But Nebiker, deputy director of Virginia's health department, said that any errors were made by Giunta, not by the board. Records show that on at least three occasions between May and Sept. 6, Giunta made changes to his profile, Nebiker said. "There is no way any of these changes could be made without his approval," Nebiker said, adding that the board is investigating the alterations.
"If he failed to report a [malpractice] payment or misrepresented his credentials, I suspect that would be a violation," Nebiker said.
Giunta is already well-known to the Virginia board, which has placed him on probation twice in six years and officially reprimanded him three times for "false, misleading or deceptive" advertising.
In 1994 the board placed Giunta on probation for 13 months after the death of the nose job patient in his office. The board found the physician had failed to use a pulse oximeter, a device essential for monitoring anesthetized patients, "and left the patient in the care of an employee whom he failed to appropriately supervise," which resulted in the man's death.
On Sept. 19, 2000, the board issued an order placing Giunta on indefinite probation in connection with six cases, four involving penile enlargement surgery. The board wrote that "his practice was found to pose a danger to the health and safety of patients, upon use of advertisements which are false, deceptive and misleading and upon lack of appropriate documentation in patient records."
The board fined him $7,000, ordered that he complete a course in medical record-keeping, send a monthly log of patients to the board in Richmond and submit to an unannounced inspection. Giunta remains on probation but continues to practice.
Surrender Not Reported
Psychiatrist Igor Magier said he's not sure why he didn't list the surrender of his North Carolina license on his Virginia profile. "I really don't know why," Magier said. "It's probably not something I spent a lot of time thinking about."

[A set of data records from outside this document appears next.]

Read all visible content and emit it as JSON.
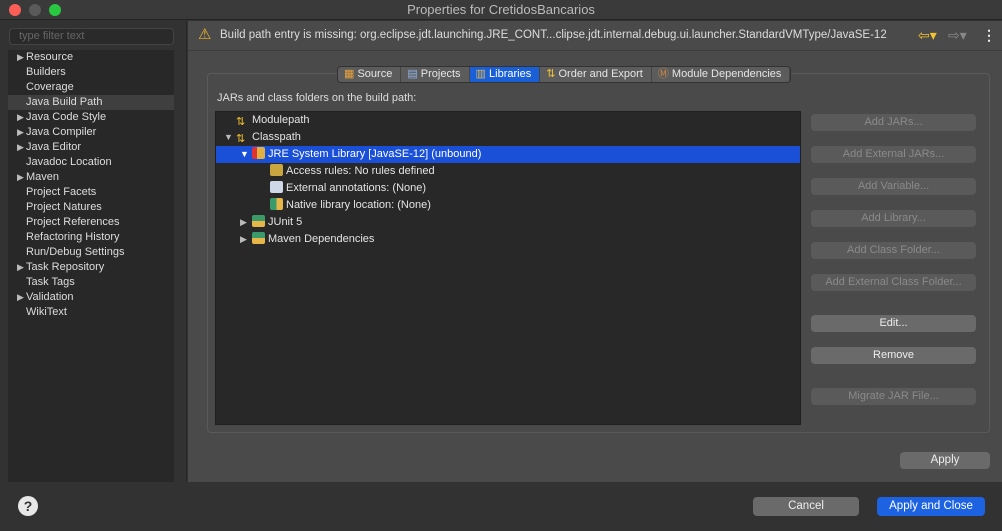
{
  "window": {
    "title": "Properties for CretidosBancarios"
  },
  "sidebar": {
    "filter_placeholder": "type filter text",
    "items": [
      {
        "label": "Resource",
        "expandable": true
      },
      {
        "label": "Builders"
      },
      {
        "label": "Coverage"
      },
      {
        "label": "Java Build Path",
        "selected": true
      },
      {
        "label": "Java Code Style",
        "expandable": true
      },
      {
        "label": "Java Compiler",
        "expandable": true
      },
      {
        "label": "Java Editor",
        "expandable": true
      },
      {
        "label": "Javadoc Location"
      },
      {
        "label": "Maven",
        "expandable": true
      },
      {
        "label": "Project Facets"
      },
      {
        "label": "Project Natures"
      },
      {
        "label": "Project References"
      },
      {
        "label": "Refactoring History"
      },
      {
        "label": "Run/Debug Settings"
      },
      {
        "label": "Task Repository",
        "expandable": true
      },
      {
        "label": "Task Tags"
      },
      {
        "label": "Validation",
        "expandable": true
      },
      {
        "label": "WikiText"
      }
    ]
  },
  "warning": {
    "message": "Build path entry is missing: org.eclipse.jdt.launching.JRE_CONT...clipse.jdt.internal.debug.ui.launcher.StandardVMType/JavaSE-12"
  },
  "tabs": [
    {
      "label": "Source"
    },
    {
      "label": "Projects"
    },
    {
      "label": "Libraries",
      "selected": true
    },
    {
      "label": "Order and Export"
    },
    {
      "label": "Module Dependencies"
    }
  ],
  "build_path": {
    "caption": "JARs and class folders on the build path:",
    "tree": [
      {
        "label": "Modulepath",
        "depth": 0
      },
      {
        "label": "Classpath",
        "depth": 0,
        "expanded": true
      },
      {
        "label": "JRE System Library [JavaSE-12] (unbound)",
        "depth": 1,
        "expanded": true,
        "selected": true
      },
      {
        "label": "Access rules: No rules defined",
        "depth": 2
      },
      {
        "label": "External annotations: (None)",
        "depth": 2
      },
      {
        "label": "Native library location: (None)",
        "depth": 2
      },
      {
        "label": "JUnit 5",
        "depth": 1,
        "expanded": false
      },
      {
        "label": "Maven Dependencies",
        "depth": 1,
        "expanded": false
      }
    ]
  },
  "buttons": {
    "add_jars": "Add JARs...",
    "add_external_jars": "Add External JARs...",
    "add_variable": "Add Variable...",
    "add_library": "Add Library...",
    "add_class_folder": "Add Class Folder...",
    "add_external_class_folder": "Add External Class Folder...",
    "edit": "Edit...",
    "remove": "Remove",
    "migrate_jar": "Migrate JAR File...",
    "apply": "Apply",
    "cancel": "Cancel",
    "apply_close": "Apply and Close"
  }
}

Magier, a board certified psychiatrist who practices in Chesapeake, said he relinquished his North Carolina license in 1990, when the medical board told him it was contemplating disciplinary action based on sanctions imposed a year earlier by Virginia.
In 1989 Magier was placed on probation by the Virginia board, which reprimanded him for over-prescribing addictive drugs, restricted his prescription privileges and ordered that he receive weekly psychotherapy. Magier's Virginia license was fully restored in 1993.
Because he wasn't practicing in North Carolina, Magier said, he decided it was easier to relinquish his license than to defend it.
Magier said he did not deliberately omit the surrender from the Virginia form he completed. His profile, he said, "is like everything else on the Web site. It's as accurate as people make it."
State-sponsored physician profile Web sites, which are supposed to inform consumers about a physician's disciplinary history, frequently rely on information reported by doctors but not verified. It would be impossible to determine from the Virginia Web site (at right) that Massachusetts anesthesiologist Kwok Wei Chan has been disciplined by medical boards in seven states where he holds licenses, including Virginia. Some of that information is available on Web sites sponsored by Ohio (second from the top), California (third from the top) and Massachusetts (bottom).Changing Disclosures
The online physician profile submitted by Alexandria otolaryngologist Stephen X. Giunta, who has been disciplined three times by the Virginia board and is currently on indefinite probation, has been revised several times by the physician since July. Below are the two malpractice payments he listed in July. Several weeks ago, after he was called by a reporter examining his profile, Giunta added two payments, as shown in revision at right, and changed information about his credentials.